◆ **AIM OF THE TASK**
The response must consist of all the entries, duplicated without alteration.

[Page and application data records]

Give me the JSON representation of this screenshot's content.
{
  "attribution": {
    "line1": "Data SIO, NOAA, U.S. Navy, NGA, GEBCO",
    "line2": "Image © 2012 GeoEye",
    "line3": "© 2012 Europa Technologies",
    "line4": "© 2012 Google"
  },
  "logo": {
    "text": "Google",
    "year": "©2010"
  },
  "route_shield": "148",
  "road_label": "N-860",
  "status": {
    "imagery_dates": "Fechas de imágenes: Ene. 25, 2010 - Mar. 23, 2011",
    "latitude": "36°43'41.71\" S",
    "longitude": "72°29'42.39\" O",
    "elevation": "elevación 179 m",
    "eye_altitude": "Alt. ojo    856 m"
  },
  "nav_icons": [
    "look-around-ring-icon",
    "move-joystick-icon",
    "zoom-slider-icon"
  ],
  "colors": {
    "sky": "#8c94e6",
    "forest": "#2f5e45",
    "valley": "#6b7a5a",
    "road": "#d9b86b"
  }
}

◆ **SOLUTION TO THE EXERCISE**
Give me the JSON representation of this screenshot's content.
{
  "attribution": {
    "line1": "Data SIO, NOAA, U.S. Navy, NGA, GEBCO",
    "line2": "Image © 2012 GeoEye",
    "line3": "© 2012 Europa Technologies",
    "line4": "© 2012 Google"
  },
  "logo": {
    "text": "Google",
    "year": "©2010"
  },
  "route_shield": "148",
  "road_label": "N-860",
  "status": {
    "imagery_dates": "Fechas de imágenes: Ene. 25, 2010 - Mar. 23, 2011",
    "latitude": "36°43'41.71\" S",
    "longitude": "72°29'42.39\" O",
    "elevation": "elevación 179 m",
    "eye_altitude": "Alt. ojo    856 m"
  },
  "nav_icons": [
    "look-around-ring-icon",
    "move-joystick-icon",
    "zoom-slider-icon"
  ],
  "colors": {
    "sky": "#8c94e6",
    "forest": "#2f5e45",
    "valley": "#6b7a5a",
    "road": "#d9b86b"
  }
}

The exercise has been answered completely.